◆ **Work request**: Leave out the images and output the records word for word.

◆ **Source data**:
■ ■ ■ ■ ■

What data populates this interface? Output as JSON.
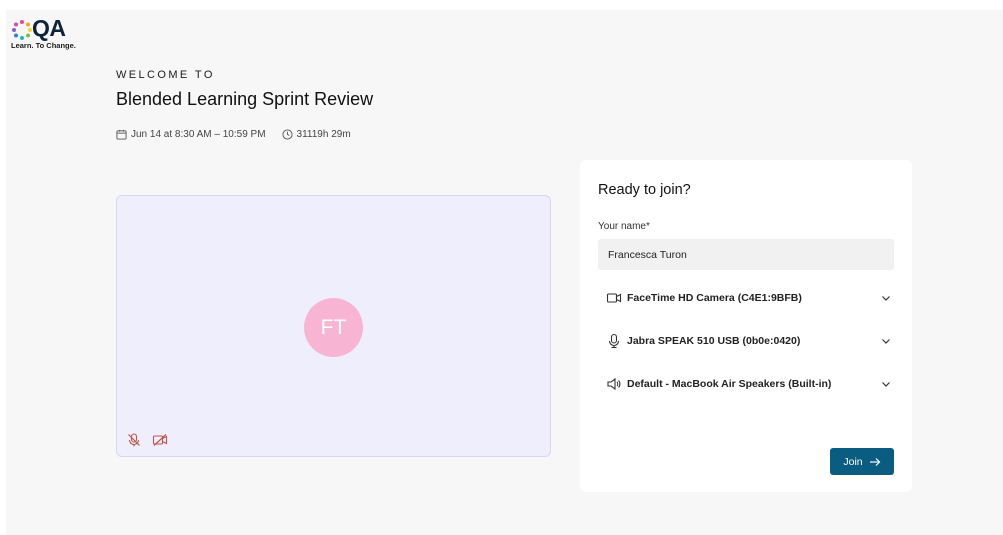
{
  "brand": {
    "name": "QA",
    "tagline": "Learn. To Change."
  },
  "header": {
    "welcome": "WELCOME TO",
    "title": "Blended Learning Sprint Review",
    "date": "Jun 14 at 8:30 AM – 10:59 PM",
    "duration": "31119h 29m"
  },
  "preview": {
    "initials": "FT",
    "avatar_color": "#f8b4d3",
    "icons": [
      "mic-off-icon",
      "camera-off-icon"
    ]
  },
  "join": {
    "title": "Ready to join?",
    "name_label": "Your name*",
    "name_value": "Francesca Turon",
    "devices": [
      {
        "icon": "camera-icon",
        "label": "FaceTime HD Camera (C4E1:9BFB)"
      },
      {
        "icon": "microphone-icon",
        "label": "Jabra SPEAK 510 USB (0b0e:0420)"
      },
      {
        "icon": "speaker-icon",
        "label": "Default - MacBook Air Speakers (Built-in)"
      }
    ],
    "button_label": "Join",
    "button_color": "#0a5d81"
  }
}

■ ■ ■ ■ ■

◆ **Written response**:
What data populates this interface? Output as JSON.
{
  "brand": {
    "name": "QA",
    "tagline": "Learn. To Change."
  },
  "header": {
    "welcome": "WELCOME TO",
    "title": "Blended Learning Sprint Review",
    "date": "Jun 14 at 8:30 AM – 10:59 PM",
    "duration": "31119h 29m"
  },
  "preview": {
    "initials": "FT",
    "avatar_color": "#f8b4d3",
    "icons": [
      "mic-off-icon",
      "camera-off-icon"
    ]
  },
  "join": {
    "title": "Ready to join?",
    "name_label": "Your name*",
    "name_value": "Francesca Turon",
    "devices": [
      {
        "icon": "camera-icon",
        "label": "FaceTime HD Camera (C4E1:9BFB)"
      },
      {
        "icon": "microphone-icon",
        "label": "Jabra SPEAK 510 USB (0b0e:0420)"
      },
      {
        "icon": "speaker-icon",
        "label": "Default - MacBook Air Speakers (Built-in)"
      }
    ],
    "button_label": "Join",
    "button_color": "#0a5d81"
  }
}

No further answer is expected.